◆ **SUPPLIED INFORMATION**:
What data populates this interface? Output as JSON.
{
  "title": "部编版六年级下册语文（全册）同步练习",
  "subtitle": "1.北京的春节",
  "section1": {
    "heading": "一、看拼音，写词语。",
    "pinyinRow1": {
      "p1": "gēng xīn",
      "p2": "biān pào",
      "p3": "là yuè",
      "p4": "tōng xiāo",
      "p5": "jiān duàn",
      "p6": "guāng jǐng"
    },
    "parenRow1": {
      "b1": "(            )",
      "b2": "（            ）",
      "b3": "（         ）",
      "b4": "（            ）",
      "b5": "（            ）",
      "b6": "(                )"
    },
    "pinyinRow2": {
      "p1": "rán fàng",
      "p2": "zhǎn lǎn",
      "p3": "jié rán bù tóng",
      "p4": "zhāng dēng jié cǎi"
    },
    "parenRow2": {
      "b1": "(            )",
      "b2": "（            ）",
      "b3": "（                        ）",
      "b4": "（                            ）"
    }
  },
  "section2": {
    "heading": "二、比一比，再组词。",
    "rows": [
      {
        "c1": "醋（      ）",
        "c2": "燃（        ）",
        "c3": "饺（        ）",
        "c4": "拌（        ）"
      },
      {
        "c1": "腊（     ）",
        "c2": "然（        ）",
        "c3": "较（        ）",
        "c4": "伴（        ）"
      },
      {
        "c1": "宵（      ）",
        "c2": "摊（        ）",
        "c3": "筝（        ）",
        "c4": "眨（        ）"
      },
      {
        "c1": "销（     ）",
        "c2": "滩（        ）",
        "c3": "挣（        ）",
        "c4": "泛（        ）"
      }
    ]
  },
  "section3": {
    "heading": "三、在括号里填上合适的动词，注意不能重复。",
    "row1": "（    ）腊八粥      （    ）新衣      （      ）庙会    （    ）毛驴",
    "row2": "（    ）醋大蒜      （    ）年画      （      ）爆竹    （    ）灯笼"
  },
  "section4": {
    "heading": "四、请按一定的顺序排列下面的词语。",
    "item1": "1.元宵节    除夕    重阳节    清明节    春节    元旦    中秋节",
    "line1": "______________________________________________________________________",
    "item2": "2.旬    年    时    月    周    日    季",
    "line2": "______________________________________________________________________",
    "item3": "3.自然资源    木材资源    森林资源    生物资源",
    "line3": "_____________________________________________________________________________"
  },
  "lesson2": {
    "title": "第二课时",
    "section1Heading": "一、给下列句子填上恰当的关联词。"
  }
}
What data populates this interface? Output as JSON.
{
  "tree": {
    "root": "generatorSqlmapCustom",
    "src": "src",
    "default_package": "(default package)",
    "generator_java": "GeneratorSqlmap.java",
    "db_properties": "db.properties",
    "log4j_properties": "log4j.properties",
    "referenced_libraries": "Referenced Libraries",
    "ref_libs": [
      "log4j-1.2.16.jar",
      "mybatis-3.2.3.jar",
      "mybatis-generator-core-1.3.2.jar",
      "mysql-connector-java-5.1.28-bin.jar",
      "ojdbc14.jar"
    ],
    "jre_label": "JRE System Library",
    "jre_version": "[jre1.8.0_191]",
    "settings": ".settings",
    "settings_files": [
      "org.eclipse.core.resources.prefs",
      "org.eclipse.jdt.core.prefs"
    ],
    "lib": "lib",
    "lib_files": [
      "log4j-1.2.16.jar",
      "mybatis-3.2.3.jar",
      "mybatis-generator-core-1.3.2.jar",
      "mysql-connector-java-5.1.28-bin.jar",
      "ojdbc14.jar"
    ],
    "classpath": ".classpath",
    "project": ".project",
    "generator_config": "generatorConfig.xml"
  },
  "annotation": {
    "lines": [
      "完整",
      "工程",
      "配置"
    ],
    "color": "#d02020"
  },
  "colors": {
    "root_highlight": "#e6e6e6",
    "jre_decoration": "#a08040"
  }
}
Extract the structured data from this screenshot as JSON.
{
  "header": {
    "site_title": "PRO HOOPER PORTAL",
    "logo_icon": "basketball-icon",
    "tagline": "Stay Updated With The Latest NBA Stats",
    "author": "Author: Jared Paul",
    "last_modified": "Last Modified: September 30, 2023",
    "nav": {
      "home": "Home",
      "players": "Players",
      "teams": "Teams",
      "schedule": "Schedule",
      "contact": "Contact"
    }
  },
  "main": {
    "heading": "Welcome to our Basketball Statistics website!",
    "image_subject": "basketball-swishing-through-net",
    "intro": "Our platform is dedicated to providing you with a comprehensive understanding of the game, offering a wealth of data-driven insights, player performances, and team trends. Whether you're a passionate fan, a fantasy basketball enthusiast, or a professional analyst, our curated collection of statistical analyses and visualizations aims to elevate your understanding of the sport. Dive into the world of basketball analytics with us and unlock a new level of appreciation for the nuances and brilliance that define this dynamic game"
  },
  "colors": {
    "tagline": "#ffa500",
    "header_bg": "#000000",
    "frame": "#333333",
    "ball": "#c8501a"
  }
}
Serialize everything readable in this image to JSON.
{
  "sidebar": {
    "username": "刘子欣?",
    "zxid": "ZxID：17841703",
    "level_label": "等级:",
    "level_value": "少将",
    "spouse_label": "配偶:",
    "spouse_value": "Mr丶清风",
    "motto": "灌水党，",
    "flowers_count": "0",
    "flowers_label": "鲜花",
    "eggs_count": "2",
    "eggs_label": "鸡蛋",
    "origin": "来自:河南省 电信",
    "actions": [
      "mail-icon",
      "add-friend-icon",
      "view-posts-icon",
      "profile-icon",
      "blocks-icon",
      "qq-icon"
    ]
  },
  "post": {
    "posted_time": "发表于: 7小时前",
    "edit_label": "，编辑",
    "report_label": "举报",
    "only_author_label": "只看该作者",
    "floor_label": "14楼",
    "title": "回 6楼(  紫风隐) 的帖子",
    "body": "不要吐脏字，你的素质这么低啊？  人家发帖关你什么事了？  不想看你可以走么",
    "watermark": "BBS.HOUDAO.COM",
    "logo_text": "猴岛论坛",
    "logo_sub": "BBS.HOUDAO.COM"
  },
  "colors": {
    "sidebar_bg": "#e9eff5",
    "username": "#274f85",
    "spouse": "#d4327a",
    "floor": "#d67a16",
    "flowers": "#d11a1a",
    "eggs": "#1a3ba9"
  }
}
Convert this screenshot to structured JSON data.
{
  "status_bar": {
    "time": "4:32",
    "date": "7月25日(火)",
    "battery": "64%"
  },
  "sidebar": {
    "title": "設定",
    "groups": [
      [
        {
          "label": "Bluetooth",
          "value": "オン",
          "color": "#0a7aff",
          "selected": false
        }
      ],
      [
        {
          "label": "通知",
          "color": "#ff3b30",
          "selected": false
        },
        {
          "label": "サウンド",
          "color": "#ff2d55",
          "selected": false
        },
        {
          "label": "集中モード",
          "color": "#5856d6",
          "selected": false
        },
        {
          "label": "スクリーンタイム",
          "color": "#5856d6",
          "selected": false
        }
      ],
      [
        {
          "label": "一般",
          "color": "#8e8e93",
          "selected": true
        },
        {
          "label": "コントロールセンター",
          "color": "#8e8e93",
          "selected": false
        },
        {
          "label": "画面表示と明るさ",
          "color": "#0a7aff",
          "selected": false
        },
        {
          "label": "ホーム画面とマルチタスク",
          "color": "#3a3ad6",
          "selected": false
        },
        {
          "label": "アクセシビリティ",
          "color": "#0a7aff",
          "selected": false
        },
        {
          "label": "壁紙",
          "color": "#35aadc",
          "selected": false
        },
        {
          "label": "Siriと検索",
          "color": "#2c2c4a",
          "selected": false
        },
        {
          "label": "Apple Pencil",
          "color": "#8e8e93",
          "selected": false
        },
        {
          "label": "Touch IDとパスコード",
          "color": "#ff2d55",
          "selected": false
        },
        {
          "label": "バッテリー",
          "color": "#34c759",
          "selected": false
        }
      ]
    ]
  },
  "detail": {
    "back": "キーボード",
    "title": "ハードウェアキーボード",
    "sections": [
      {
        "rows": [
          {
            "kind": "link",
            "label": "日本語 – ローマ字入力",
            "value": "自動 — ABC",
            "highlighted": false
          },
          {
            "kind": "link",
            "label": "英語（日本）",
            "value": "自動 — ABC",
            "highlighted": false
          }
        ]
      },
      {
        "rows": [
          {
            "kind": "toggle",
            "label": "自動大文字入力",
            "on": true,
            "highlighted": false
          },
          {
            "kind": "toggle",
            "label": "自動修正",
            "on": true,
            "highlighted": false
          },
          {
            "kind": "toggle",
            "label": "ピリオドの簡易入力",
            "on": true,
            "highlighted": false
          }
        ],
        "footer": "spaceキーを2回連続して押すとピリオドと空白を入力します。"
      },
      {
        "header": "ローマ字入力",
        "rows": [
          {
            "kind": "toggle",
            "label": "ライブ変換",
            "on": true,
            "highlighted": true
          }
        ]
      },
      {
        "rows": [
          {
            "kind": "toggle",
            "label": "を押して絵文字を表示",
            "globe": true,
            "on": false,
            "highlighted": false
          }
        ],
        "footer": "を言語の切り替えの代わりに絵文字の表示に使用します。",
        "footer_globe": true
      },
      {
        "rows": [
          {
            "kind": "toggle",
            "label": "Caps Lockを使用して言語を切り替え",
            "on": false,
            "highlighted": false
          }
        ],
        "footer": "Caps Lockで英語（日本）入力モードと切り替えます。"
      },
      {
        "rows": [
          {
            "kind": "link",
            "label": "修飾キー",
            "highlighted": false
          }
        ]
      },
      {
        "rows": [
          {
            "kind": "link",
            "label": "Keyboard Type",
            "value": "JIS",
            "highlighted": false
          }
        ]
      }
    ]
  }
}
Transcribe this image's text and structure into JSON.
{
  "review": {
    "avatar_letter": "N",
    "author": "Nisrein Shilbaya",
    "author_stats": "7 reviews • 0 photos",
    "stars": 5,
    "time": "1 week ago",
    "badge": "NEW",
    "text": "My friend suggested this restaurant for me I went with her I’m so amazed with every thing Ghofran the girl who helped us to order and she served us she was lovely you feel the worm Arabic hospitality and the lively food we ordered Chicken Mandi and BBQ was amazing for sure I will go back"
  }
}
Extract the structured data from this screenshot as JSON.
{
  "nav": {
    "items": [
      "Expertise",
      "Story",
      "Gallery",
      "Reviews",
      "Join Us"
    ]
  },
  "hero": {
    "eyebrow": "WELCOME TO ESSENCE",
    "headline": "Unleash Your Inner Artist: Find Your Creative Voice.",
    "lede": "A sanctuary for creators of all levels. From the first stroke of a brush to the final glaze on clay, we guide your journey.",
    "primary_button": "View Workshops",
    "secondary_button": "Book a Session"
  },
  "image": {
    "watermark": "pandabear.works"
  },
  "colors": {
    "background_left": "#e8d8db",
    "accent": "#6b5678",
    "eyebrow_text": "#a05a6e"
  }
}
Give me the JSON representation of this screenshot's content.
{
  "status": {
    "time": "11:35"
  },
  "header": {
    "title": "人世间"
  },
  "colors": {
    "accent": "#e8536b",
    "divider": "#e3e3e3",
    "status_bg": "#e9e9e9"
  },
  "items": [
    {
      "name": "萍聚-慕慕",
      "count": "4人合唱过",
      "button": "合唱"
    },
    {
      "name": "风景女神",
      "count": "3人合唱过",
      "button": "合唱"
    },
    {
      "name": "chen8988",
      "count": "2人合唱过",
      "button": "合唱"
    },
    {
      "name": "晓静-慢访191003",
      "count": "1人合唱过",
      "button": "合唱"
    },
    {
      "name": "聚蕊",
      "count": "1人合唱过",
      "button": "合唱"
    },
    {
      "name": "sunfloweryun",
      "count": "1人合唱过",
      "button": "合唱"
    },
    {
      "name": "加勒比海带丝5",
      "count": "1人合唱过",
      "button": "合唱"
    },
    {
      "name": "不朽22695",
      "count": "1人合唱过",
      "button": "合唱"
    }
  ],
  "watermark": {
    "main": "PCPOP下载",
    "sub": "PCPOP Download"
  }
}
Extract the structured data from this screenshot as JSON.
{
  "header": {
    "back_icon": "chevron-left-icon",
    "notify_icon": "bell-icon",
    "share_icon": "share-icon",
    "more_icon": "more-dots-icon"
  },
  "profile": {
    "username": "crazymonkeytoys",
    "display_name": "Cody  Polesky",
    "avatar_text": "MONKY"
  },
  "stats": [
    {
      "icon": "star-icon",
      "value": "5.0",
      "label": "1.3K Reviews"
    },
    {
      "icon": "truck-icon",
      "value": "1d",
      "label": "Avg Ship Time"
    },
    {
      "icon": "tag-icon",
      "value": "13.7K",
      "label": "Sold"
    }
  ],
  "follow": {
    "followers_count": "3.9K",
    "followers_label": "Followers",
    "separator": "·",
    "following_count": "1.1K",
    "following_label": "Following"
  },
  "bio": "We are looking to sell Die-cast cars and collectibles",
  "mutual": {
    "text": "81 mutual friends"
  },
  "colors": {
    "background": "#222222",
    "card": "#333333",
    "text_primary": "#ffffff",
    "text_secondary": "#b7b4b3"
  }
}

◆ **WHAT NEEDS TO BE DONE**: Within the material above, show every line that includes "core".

◆ **TASK SOLUTION**:
      "mybatis-generator-core-1.3.2.jar",
      "org.eclipse.core.resources.prefs",
      "org.eclipse.jdt.core.prefs"
      "mybatis-generator-core-1.3.2.jar",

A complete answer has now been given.